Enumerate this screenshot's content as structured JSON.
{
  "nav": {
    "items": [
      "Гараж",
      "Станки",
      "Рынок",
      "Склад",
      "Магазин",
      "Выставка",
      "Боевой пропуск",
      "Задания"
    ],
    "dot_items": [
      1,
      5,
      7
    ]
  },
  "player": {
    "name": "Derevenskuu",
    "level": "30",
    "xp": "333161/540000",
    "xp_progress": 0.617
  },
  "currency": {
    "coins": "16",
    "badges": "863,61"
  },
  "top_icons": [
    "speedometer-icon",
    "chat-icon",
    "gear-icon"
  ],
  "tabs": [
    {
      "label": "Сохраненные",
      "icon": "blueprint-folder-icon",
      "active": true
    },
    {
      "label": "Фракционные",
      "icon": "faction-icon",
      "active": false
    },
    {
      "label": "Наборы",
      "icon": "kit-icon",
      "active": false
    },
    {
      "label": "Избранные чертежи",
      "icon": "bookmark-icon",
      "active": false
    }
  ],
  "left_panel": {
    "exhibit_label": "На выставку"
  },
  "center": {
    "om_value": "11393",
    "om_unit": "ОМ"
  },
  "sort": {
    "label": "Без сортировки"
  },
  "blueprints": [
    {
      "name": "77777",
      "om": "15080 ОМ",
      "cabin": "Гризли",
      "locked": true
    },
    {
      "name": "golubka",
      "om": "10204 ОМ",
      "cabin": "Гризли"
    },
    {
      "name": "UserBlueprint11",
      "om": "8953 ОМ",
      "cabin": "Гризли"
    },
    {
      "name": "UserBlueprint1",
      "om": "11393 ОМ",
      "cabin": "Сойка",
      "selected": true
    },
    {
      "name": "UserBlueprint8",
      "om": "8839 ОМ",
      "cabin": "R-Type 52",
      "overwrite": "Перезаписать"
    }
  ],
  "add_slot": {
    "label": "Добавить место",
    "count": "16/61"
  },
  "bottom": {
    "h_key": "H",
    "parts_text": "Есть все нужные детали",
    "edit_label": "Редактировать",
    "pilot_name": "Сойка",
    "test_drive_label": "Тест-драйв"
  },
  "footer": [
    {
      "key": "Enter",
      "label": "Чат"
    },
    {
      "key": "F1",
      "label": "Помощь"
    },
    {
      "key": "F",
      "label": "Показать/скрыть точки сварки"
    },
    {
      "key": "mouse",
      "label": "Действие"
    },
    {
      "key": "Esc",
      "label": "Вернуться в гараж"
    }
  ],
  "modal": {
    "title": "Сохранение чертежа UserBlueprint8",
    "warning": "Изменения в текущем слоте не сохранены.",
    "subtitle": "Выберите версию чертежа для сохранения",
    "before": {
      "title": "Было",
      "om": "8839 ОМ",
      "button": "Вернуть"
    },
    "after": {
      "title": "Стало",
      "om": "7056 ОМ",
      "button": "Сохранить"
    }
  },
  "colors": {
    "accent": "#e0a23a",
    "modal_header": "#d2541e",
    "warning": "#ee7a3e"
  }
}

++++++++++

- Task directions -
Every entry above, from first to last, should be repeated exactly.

- Expected answer -
Enumerate this screenshot's content as structured JSON.
{
  "nav": {
    "items": [
      "Гараж",
      "Станки",
      "Рынок",
      "Склад",
      "Магазин",
      "Выставка",
      "Боевой пропуск",
      "Задания"
    ],
    "dot_items": [
      1,
      5,
      7
    ]
  },
  "player": {
    "name": "Derevenskuu",
    "level": "30",
    "xp": "333161/540000",
    "xp_progress": 0.617
  },
  "currency": {
    "coins": "16",
    "badges": "863,61"
  },
  "top_icons": [
    "speedometer-icon",
    "chat-icon",
    "gear-icon"
  ],
  "tabs": [
    {
      "label": "Сохраненные",
      "icon": "blueprint-folder-icon",
      "active": true
    },
    {
      "label": "Фракционные",
      "icon": "faction-icon",
      "active": false
    },
    {
      "label": "Наборы",
      "icon": "kit-icon",
      "active": false
    },
    {
      "label": "Избранные чертежи",
      "icon": "bookmark-icon",
      "active": false
    }
  ],
  "left_panel": {
    "exhibit_label": "На выставку"
  },
  "center": {
    "om_value": "11393",
    "om_unit": "ОМ"
  },
  "sort": {
    "label": "Без сортировки"
  },
  "blueprints": [
    {
      "name": "77777",
      "om": "15080 ОМ",
      "cabin": "Гризли",
      "locked": true
    },
    {
      "name": "golubka",
      "om": "10204 ОМ",
      "cabin": "Гризли"
    },
    {
      "name": "UserBlueprint11",
      "om": "8953 ОМ",
      "cabin": "Гризли"
    },
    {
      "name": "UserBlueprint1",
      "om": "11393 ОМ",
      "cabin": "Сойка",
      "selected": true
    },
    {
      "name": "UserBlueprint8",
      "om": "8839 ОМ",
      "cabin": "R-Type 52",
      "overwrite": "Перезаписать"
    }
  ],
  "add_slot": {
    "label": "Добавить место",
    "count": "16/61"
  },
  "bottom": {
    "h_key": "H",
    "parts_text": "Есть все нужные детали",
    "edit_label": "Редактировать",
    "pilot_name": "Сойка",
    "test_drive_label": "Тест-драйв"
  },
  "footer": [
    {
      "key": "Enter",
      "label": "Чат"
    },
    {
      "key": "F1",
      "label": "Помощь"
    },
    {
      "key": "F",
      "label": "Показать/скрыть точки сварки"
    },
    {
      "key": "mouse",
      "label": "Действие"
    },
    {
      "key": "Esc",
      "label": "Вернуться в гараж"
    }
  ],
  "modal": {
    "title": "Сохранение чертежа UserBlueprint8",
    "warning": "Изменения в текущем слоте не сохранены.",
    "subtitle": "Выберите версию чертежа для сохранения",
    "before": {
      "title": "Было",
      "om": "8839 ОМ",
      "button": "Вернуть"
    },
    "after": {
      "title": "Стало",
      "om": "7056 ОМ",
      "button": "Сохранить"
    }
  },
  "colors": {
    "accent": "#e0a23a",
    "modal_header": "#d2541e",
    "warning": "#ee7a3e"
  }
}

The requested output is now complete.